On the present occasion, Mrs. Bird rose quickly, with very red cheeks, which quite improved her general appearance, and walked up to her husband, with quite a resolute air, and said, in a determined tone, “Now, John, I want to know if you think such a law as that is right and Christian?”

“You won’t shoot me, now, Mary, if I say I do!”

“I never could have thought it of you, John; you didn’t vote for it?”

“Even so, my fair politician.”

“You ought to be ashamed, John! Poor, homeless, houseless creatures! It’s a shameful, wicked, abominable law, and I’ll break it, for one, the first time I get a chance; and I hope I shall have a chance, I do! Things have got to a pretty pass, if a woman can’t give a warm supper and a bed to poor, starving creatures, just because they are slaves, and have been abused and oppressed all their lives, poor things!”

“But, Mary, just listen to me. Your feelings are all quite right, dear, and interesting, and I love you for them; but, then, dear, we mustn’t suffer our feelings to run away with our judgment; you must consider it’s not a matter of private feeling,—there are great public interests involved,—there is such a state of public agitation rising, that we must put aside our private feelings.”

“Now, John, I don’t know anything about politics, but I can read my Bible; and there I see that I must feed the hungry, clothe the naked, and comfort the desolate; and that Bible I mean to follow.”

“But in cases where your doing so would involve a great public evil—”

“Obeying God never brings on public evils. I know it can’t. It’s always safest, all round, to do as He bids us.

“Now, listen to me, Mary, and I can state to you a very clear argument, to show—”

“O, nonsense, John! —you can talk all night, but you wouldn’t do it. I put it to you, John,—would you now turn away a poor, shivering, hungry creature from your door, because he was a runaway?

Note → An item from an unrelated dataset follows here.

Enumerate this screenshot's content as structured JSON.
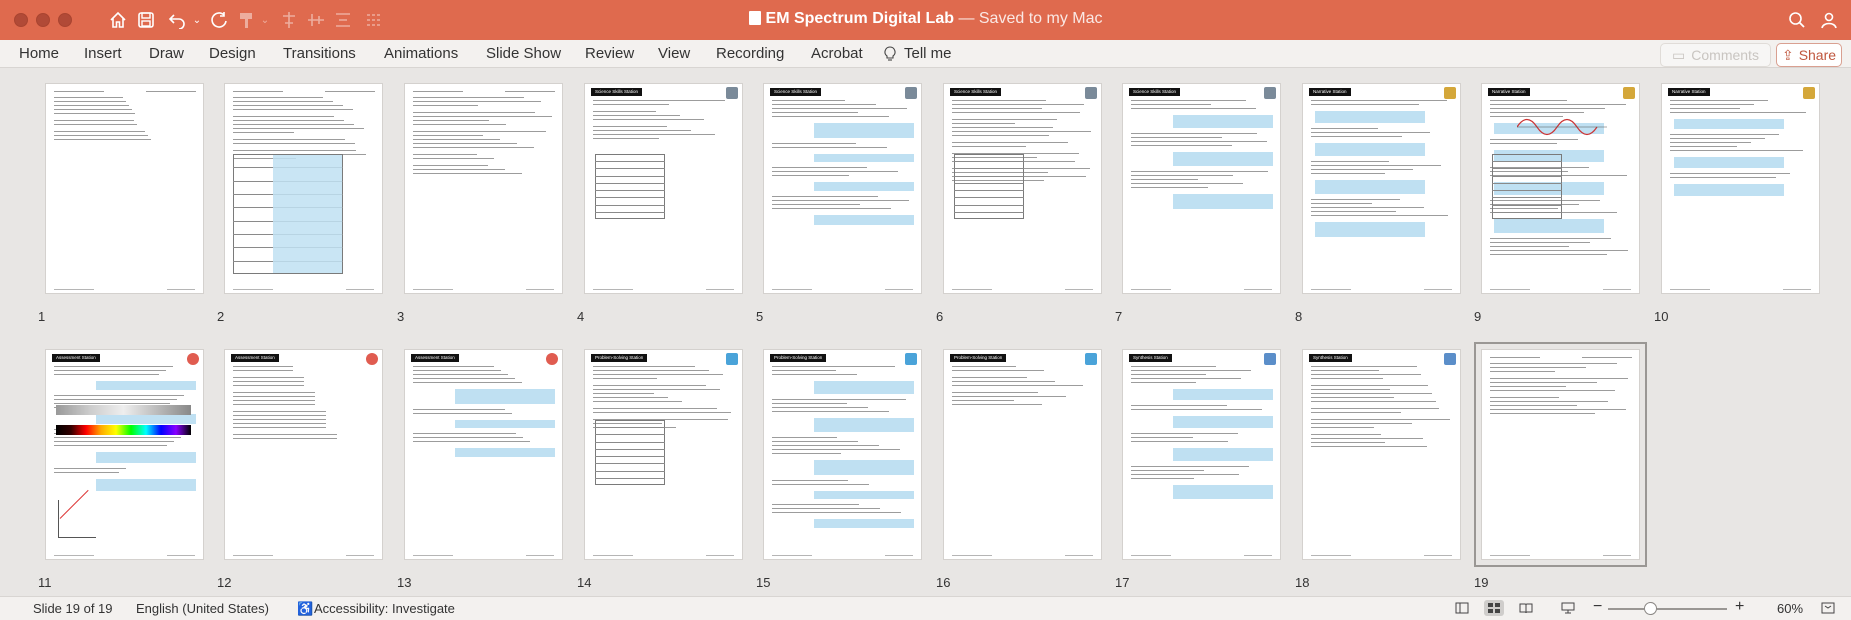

Would you, now?”

… Mrs. Bird, seeing the defenceless condition of the enemy’s territory, had no more conscience than to push her advantage.

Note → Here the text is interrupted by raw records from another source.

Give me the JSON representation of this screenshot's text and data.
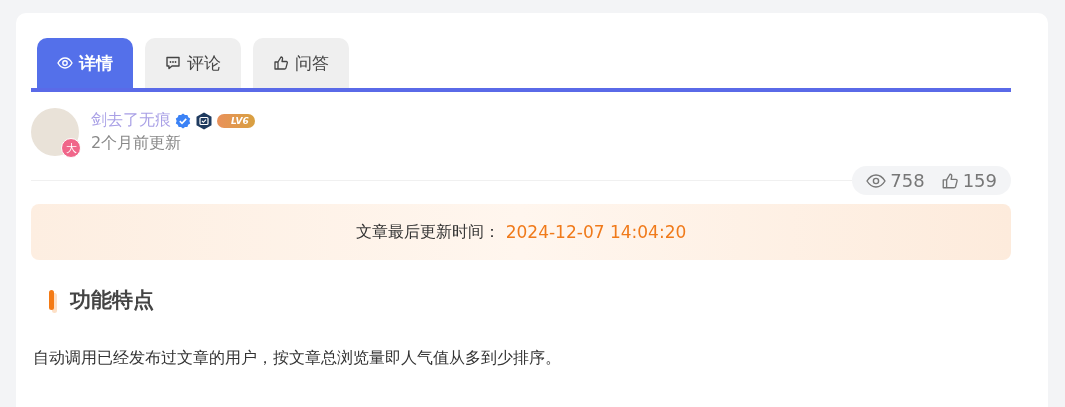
{
  "tabs": [
    {
      "label": "详情",
      "kind": "details",
      "selected": true
    },
    {
      "label": "评论",
      "kind": "comments",
      "selected": false
    },
    {
      "label": "问答",
      "kind": "qa",
      "selected": false
    }
  ],
  "author": {
    "name": "剑去了无痕",
    "verified": true,
    "level": "LV6",
    "avatar_badge": "大",
    "updated": "2个月前更新"
  },
  "stats": {
    "views": "758",
    "likes": "159"
  },
  "update_banner": {
    "label": "文章最后更新时间：",
    "time": "2024-12-07 14:04:20"
  },
  "section": {
    "title": "功能特点",
    "text": "自动调用已经发布过文章的用户，按文章总浏览量即人气值从多到少排序。"
  }
}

“I should like to see you doing that, John—I really should! Turning a woman out of doors in a snowstorm, for instance; or may be you’d take her up and put her in jail, wouldn’t you? You would make a great hand at that!”

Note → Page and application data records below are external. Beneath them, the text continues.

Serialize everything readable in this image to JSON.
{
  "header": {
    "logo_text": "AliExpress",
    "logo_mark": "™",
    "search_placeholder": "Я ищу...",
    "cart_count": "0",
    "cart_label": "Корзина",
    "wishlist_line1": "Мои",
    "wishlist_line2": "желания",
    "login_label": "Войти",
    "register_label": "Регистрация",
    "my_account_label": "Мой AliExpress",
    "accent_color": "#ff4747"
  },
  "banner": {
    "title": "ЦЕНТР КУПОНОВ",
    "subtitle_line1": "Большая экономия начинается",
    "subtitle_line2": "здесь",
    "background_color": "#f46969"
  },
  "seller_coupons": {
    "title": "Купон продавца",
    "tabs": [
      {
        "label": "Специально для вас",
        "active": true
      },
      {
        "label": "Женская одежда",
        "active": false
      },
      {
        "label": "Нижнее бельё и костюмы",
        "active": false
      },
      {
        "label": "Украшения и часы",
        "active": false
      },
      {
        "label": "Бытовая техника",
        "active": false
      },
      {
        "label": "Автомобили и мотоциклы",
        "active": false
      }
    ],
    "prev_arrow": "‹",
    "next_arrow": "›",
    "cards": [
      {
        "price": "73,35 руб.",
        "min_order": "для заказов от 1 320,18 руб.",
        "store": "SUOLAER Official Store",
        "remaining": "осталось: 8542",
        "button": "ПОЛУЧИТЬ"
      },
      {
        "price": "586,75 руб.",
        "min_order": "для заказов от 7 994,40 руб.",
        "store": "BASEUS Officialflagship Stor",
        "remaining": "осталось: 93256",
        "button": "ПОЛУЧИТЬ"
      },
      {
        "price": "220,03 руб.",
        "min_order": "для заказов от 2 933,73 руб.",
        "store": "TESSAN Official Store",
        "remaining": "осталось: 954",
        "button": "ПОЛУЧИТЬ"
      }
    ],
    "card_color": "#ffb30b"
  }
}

“Of course, it would be a very painful duty,” began Mr. Bird, in a moderate tone.

“Duty, John! don’t use that word! You know it isn’t a duty—it can’t be a duty! If folks want to keep their slaves from running away, let ’em treat ’em well,—that’s my doctrine. If I had slaves (as I hope I never shall have), I’d risk their wanting to run away from me, or you either, John. I tell you folks don’t run away when they are happy; and when they do run, poor creatures! they suffer enough with cold and hunger and fear, without everybody’s turning against them; and, law or no law, I never will, so help me God!”

“Mary! Mary! My dear, let me reason with you.”

“I hate reasoning, John,—especially reasoning on such subjects. There’s a way you political folks have of coming round and round a plain right thing; and you don’t believe in it yourselves, when it comes to practice. I know you well enough, John. You don’t believe it’s right any more than I do; and you wouldn’t do it any sooner than I.”


Harriet Beecher Stowe, Uncle Tom’s Cabin; or, Life Among the Lowly (Boston: 1852), 120-123.

Available through the University of Virginia